# Exercise aim:
In the entries below, find every line with "Sensor" and copy it.

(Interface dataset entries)
=== Begin Enclosure ===

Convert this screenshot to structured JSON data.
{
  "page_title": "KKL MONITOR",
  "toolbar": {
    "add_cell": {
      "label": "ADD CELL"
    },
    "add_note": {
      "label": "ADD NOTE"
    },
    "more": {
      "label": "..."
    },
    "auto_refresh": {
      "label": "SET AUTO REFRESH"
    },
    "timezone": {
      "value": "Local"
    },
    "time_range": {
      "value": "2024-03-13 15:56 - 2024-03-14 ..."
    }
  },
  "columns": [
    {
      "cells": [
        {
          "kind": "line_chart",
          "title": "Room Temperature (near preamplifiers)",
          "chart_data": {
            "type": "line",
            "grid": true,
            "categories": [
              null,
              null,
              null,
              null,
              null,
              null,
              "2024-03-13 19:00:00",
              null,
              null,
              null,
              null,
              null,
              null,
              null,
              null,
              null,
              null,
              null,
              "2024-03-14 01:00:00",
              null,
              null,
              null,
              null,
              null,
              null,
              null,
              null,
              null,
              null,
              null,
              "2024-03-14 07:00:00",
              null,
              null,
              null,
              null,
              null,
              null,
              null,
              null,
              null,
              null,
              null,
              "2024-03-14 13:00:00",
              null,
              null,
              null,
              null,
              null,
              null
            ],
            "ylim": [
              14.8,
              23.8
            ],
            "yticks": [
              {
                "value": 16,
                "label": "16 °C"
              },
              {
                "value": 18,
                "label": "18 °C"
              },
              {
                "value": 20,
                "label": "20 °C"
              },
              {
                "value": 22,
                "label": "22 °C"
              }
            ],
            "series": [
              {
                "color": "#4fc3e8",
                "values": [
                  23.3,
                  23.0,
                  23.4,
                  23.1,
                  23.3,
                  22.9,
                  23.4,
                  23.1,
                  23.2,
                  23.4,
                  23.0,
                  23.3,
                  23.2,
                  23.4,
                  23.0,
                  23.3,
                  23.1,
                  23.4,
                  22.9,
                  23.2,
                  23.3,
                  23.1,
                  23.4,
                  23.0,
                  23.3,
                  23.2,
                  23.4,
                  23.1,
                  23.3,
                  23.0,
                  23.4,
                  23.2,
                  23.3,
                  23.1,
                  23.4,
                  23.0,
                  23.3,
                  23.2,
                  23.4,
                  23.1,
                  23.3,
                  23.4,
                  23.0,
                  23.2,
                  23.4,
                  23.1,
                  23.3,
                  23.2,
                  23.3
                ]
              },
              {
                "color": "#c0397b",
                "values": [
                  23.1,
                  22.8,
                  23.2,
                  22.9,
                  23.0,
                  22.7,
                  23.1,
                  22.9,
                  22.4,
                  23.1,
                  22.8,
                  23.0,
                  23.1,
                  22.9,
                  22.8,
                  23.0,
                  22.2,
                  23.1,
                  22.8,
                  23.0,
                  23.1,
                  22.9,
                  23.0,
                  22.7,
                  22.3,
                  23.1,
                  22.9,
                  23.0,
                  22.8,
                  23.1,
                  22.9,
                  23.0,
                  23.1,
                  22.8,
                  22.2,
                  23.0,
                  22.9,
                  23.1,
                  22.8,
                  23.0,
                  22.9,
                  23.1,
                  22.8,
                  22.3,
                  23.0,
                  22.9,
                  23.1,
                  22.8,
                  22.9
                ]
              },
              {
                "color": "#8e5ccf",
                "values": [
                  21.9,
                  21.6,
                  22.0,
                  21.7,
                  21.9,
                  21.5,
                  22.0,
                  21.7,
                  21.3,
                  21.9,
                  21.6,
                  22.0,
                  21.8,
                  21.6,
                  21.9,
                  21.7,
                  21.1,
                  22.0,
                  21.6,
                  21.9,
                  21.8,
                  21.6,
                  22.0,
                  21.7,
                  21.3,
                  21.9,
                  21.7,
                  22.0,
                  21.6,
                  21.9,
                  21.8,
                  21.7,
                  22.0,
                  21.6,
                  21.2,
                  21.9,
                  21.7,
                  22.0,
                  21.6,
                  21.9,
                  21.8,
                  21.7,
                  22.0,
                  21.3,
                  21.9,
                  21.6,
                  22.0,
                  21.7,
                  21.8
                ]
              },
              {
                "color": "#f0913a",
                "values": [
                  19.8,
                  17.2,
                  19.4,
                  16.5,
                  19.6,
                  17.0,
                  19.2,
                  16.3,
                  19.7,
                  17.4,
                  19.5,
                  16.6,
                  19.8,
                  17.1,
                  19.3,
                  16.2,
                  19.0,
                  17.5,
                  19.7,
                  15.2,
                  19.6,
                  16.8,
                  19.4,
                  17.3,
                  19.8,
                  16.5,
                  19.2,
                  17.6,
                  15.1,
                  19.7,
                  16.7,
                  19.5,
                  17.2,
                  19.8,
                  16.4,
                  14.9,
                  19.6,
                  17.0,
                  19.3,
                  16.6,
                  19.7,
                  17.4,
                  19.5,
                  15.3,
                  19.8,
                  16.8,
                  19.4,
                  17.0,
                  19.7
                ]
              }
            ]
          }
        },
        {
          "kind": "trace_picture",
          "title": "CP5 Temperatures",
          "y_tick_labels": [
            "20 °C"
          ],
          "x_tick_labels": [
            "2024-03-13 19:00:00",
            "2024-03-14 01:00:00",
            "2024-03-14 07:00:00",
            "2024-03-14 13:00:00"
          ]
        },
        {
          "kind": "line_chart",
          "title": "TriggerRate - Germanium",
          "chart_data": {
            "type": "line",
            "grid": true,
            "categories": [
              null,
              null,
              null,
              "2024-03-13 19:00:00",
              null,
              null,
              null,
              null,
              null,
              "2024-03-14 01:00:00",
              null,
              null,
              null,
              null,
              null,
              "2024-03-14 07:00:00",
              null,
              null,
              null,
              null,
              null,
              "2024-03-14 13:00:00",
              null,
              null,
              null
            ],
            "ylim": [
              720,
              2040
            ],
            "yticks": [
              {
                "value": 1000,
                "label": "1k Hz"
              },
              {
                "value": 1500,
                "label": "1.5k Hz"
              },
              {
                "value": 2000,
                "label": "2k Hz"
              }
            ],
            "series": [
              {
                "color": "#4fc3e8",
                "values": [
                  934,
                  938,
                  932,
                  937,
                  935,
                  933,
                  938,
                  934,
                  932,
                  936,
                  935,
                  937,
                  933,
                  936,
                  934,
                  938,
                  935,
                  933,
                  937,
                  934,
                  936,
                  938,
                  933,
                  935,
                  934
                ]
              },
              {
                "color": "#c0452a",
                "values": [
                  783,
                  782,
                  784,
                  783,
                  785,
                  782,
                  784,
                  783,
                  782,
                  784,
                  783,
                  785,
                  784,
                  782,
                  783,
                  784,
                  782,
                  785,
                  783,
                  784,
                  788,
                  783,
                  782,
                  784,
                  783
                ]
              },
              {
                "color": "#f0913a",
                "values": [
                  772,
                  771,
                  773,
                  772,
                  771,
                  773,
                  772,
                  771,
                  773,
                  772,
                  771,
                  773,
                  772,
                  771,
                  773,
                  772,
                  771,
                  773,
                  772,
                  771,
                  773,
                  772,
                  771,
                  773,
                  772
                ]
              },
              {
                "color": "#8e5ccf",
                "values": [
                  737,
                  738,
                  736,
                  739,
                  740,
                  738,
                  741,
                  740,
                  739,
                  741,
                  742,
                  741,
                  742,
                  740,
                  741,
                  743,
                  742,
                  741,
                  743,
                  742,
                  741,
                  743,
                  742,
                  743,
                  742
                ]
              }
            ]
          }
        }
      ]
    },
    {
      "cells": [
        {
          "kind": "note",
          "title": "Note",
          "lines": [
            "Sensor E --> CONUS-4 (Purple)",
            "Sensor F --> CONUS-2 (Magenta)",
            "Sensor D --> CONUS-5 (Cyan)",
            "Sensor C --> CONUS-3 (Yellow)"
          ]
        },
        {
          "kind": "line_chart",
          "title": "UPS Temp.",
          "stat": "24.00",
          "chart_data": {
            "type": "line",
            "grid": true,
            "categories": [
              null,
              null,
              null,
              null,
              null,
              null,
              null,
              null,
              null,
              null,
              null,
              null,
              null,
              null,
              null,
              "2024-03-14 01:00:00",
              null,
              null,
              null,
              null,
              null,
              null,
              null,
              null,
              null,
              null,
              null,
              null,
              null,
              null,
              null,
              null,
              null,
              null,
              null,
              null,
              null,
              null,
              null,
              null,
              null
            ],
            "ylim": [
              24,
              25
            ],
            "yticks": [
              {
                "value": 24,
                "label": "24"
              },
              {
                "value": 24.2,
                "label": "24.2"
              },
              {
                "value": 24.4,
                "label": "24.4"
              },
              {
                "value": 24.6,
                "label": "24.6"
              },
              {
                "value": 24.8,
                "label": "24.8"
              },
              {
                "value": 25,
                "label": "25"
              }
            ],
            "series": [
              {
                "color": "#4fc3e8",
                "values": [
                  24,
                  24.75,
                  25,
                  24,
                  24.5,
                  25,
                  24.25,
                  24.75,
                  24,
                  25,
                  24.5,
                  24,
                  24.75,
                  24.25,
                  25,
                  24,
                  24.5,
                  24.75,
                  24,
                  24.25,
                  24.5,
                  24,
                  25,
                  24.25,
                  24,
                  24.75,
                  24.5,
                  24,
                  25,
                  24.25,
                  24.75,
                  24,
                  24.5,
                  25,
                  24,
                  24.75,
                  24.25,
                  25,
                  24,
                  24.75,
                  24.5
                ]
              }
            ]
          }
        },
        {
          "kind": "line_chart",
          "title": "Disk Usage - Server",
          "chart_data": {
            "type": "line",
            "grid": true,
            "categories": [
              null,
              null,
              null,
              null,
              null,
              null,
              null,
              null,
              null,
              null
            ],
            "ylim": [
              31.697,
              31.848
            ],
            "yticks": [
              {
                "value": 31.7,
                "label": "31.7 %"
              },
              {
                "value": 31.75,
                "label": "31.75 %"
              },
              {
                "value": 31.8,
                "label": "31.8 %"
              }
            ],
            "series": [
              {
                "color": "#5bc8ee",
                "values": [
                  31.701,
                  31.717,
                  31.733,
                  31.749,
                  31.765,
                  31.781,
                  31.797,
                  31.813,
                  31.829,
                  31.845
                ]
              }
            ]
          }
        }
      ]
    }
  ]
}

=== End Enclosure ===

# Exercise answer:
            "Sensor E --> CONUS-4 (Purple)",
            "Sensor F --> CONUS-2 (Magenta)",
            "Sensor D --> CONUS-5 (Cyan)",
            "Sensor C --> CONUS-3 (Yellow)"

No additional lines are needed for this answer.